"Obviously we'd like to get rid of all" Obama's tax boosts, No. 3 Senate GOP leader John Thune of South Dakota told reporters. "But if it takes something like that to get our members on board to move this process forward, I think we have to consider that."
Conservatives immediately said they opposed the idea, as did the chairmen of Congress' two tax-writing committees: Senate Finance chairman Orrin Hatch, R-Utah, and House Ways and Means chairman Kevin Brady, R-Texas.
"The more you do this, the more it's like Obamacare," Sen. Lindsey Graham, R-S.C., said. "So eventually you'll cross a line where saying you've repealed or replaced Obamacare will be hard to say with a straight face."
The nonpartisan Congressional Budget Office said erasing Obama's tax increases would cost the government $700 billion over the next decade, while the cuts to Medicaid and other provisions in the law would increase the number of people who lack insurance by 22 million.
Hutchinson declined to say whether the Senate bill should preserve any of the Affordable Care Act's taxes, but he said it should allow states to keep enhanced funding for Medicaid expansion.
The money should be available to states that take advantage of an option, created under the Senate bill, to accept their federal Medicaid funding through a block grant, he said.
Hutchinson also said Medicaid for the elderly and disabled should be exempt from the cost caps included in the Senate bill.
And he said Congress should also preserve more funding for tax-credit subsidies that help pay for coverage for low-income people who don't qualify for Medicaid.
"If the subsidy is not sufficient in the marketplace, then that individual who loses coverage under the Medicaid program will make the decision, I can't afford it, and will ultimately end up with lost coverage," Hutchinson said.
He said he has passed along his recommendations to Arkansas' senators, John Boozman and Tom Cotton.
Hutchinson "has presented us with his concerns and Senator Boozman and Cotton have been discussing those with Senate leadership," Patrick Creamer, a spokesman for Boozman, said in an email. "Senator Boozman and his colleagues are continuing to meet this week to try to overcome their differences and revise the plan.
"There are lots of moving parts at the moment, so he doesn't want to get ahead of the discussions, but he hopes though that these yield a revised version that can be sent to CBO by the end of the week."
Cotton "has communicated with Governor Hutchinson throughout this process and as the debate unfolds that dialogue will continue," Cotton spokesman Caroline Rabbitt said in an email.
Neither senator had taken a public position on the bill as of Thursday.
The added opioid funds, which would be provided over a decade, were described by people who spoke on condition of anonymity because they weren't authorized to discuss private negotiations.

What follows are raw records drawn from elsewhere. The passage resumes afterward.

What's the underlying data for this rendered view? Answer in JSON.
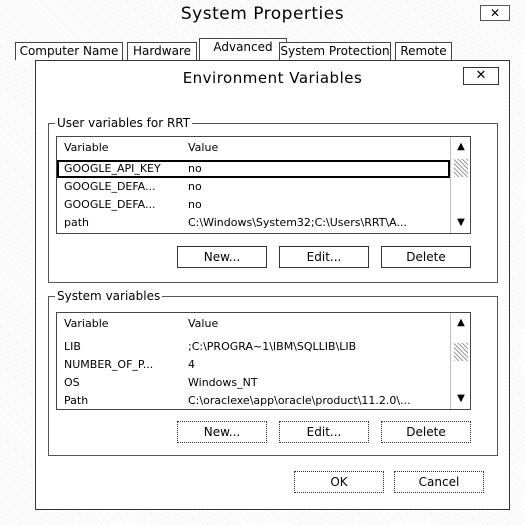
{
  "window": {
    "title": "System Properties",
    "close_label": "✕"
  },
  "tabs": [
    {
      "label": "Computer Name"
    },
    {
      "label": "Hardware"
    },
    {
      "label": "Advanced",
      "active": true
    },
    {
      "label": "System Protection"
    },
    {
      "label": "Remote"
    }
  ],
  "dialog": {
    "title": "Environment Variables",
    "close_label": "✕",
    "user_group": {
      "label": "User variables for RRT",
      "headers": {
        "variable": "Variable",
        "value": "Value"
      },
      "rows": [
        {
          "variable": "GOOGLE_API_KEY",
          "value": "no",
          "selected": true
        },
        {
          "variable": "GOOGLE_DEFA...",
          "value": "no"
        },
        {
          "variable": "GOOGLE_DEFA...",
          "value": "no"
        },
        {
          "variable": "path",
          "value": "C:\\Windows\\System32;C:\\Users\\RRT\\A..."
        }
      ],
      "buttons": {
        "new": "New...",
        "edit": "Edit...",
        "delete": "Delete"
      }
    },
    "system_group": {
      "label": "System variables",
      "headers": {
        "variable": "Variable",
        "value": "Value"
      },
      "rows": [
        {
          "variable": "LIB",
          "value": ";C:\\PROGRA~1\\IBM\\SQLLIB\\LIB"
        },
        {
          "variable": "NUMBER_OF_P...",
          "value": "4"
        },
        {
          "variable": "OS",
          "value": "Windows_NT"
        },
        {
          "variable": "Path",
          "value": "C:\\oraclexe\\app\\oracle\\product\\11.2.0\\..."
        }
      ],
      "buttons": {
        "new": "New...",
        "edit": "Edit...",
        "delete": "Delete"
      }
    },
    "footer": {
      "ok": "OK",
      "cancel": "Cancel"
    }
  }
}
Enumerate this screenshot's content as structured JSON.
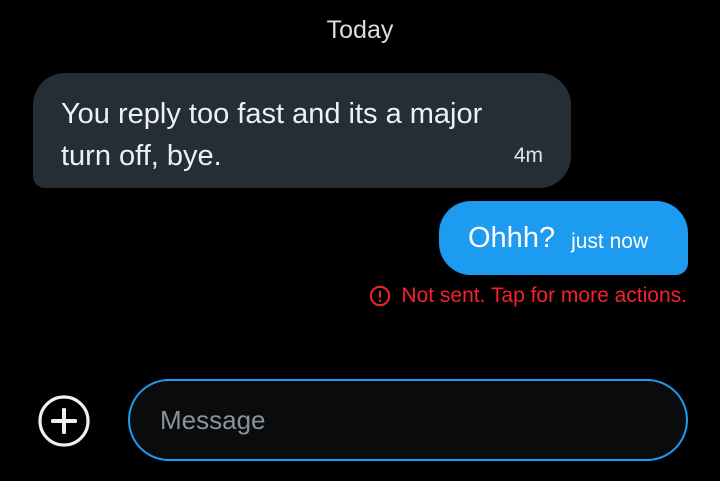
{
  "conversation": {
    "date_header": "Today",
    "messages": [
      {
        "direction": "incoming",
        "text": "You reply too fast and its a major turn off, bye.",
        "time": "4m"
      },
      {
        "direction": "outgoing",
        "text": "Ohhh?",
        "time": "just now",
        "status": "Not sent. Tap for more actions.",
        "status_icon": "alert-circle-icon"
      }
    ]
  },
  "composer": {
    "add_icon": "plus-circle-icon",
    "placeholder": "Message",
    "value": ""
  },
  "colors": {
    "background": "#000000",
    "incoming_bubble": "#252d35",
    "outgoing_bubble": "#1d9bf0",
    "error": "#f4212e",
    "accent": "#1d9bf0"
  }
}
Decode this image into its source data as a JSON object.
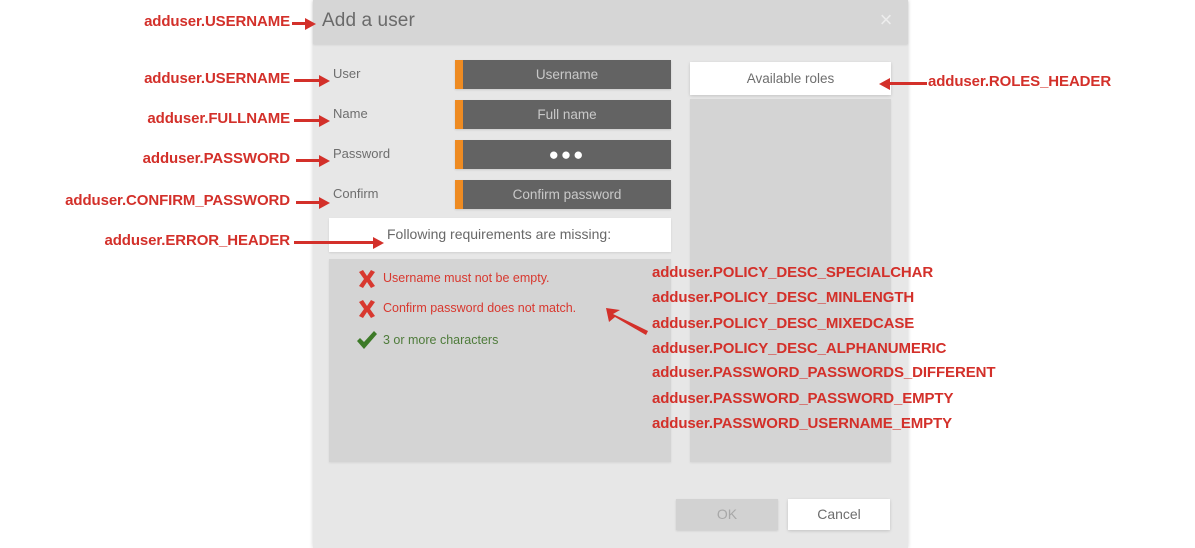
{
  "dialog": {
    "title": "Add a user",
    "close_icon": "close-icon",
    "close_glyph": "×"
  },
  "form": {
    "rows": [
      {
        "label": "User",
        "value": "Username",
        "type": "text"
      },
      {
        "label": "Name",
        "value": "Full name",
        "type": "text"
      },
      {
        "label": "Password",
        "value": "●●●",
        "type": "password"
      },
      {
        "label": "Confirm",
        "value": "Confirm password",
        "type": "text"
      }
    ]
  },
  "errors": {
    "header": "Following requirements are missing:",
    "items": [
      {
        "status": "fail",
        "icon": "cross-icon",
        "text": "Username must not be empty."
      },
      {
        "status": "fail",
        "icon": "cross-icon",
        "text": "Confirm password does not match."
      },
      {
        "status": "ok",
        "icon": "check-icon",
        "text": "3 or more characters"
      }
    ]
  },
  "roles": {
    "header": "Available roles",
    "items": []
  },
  "footer": {
    "ok_label": "OK",
    "cancel_label": "Cancel"
  },
  "annotations": {
    "left": [
      "adduser.USERNAME",
      "adduser.USERNAME",
      "adduser.FULLNAME",
      "adduser.PASSWORD",
      "adduser.CONFIRM_PASSWORD",
      "adduser.ERROR_HEADER"
    ],
    "roles_header": "adduser.ROLES_HEADER",
    "policy": [
      "adduser.POLICY_DESC_SPECIALCHAR",
      "adduser.POLICY_DESC_MINLENGTH",
      "adduser.POLICY_DESC_MIXEDCASE",
      "adduser.POLICY_DESC_ALPHANUMERIC",
      "adduser.PASSWORD_PASSWORDS_DIFFERENT",
      "adduser.PASSWORD_PASSWORD_EMPTY",
      "adduser.PASSWORD_USERNAME_EMPTY"
    ]
  },
  "colors": {
    "annotation_red": "#d3302a",
    "field_accent_orange": "#ee8b22",
    "field_background": "#636363",
    "error_red": "#d8382f",
    "ok_green": "#4e7b3a"
  }
}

McConnell is hoping the money will help win over moderate GOP senators like Rob Portman of Ohio and Shelley Moore Capito of West Virginia. Their states are among many battered by rising death tolls from drug use, and they've been pushing for the funds.
The accelerated pace of closed-door Republican bargaining came with McConnell hoping to have a new version of the measure -- with enough backing to pass it -- by week's end.
His problem has been that the bill will die if just three of the 52 GOP senators oppose it, and the number of Republicans who have publicly said they would vote no or have raised serious questions has reached double digits.
McConnell wants the Senate to approve the bill shortly after returning in mid-July from an Independence Day recess. Several senators have scoffed at that timetable, with Sen. John McCain, R-Ariz., saying, "Pigs could fly."
Information for this story was contributed by Alan Fram and Erica Werner of The Associated Press, Lisa Mascaro of the Tribune Washington Bureau and by Andy Davis of the Arkansas Democrat-Gazette.
A Section on 06/30/2017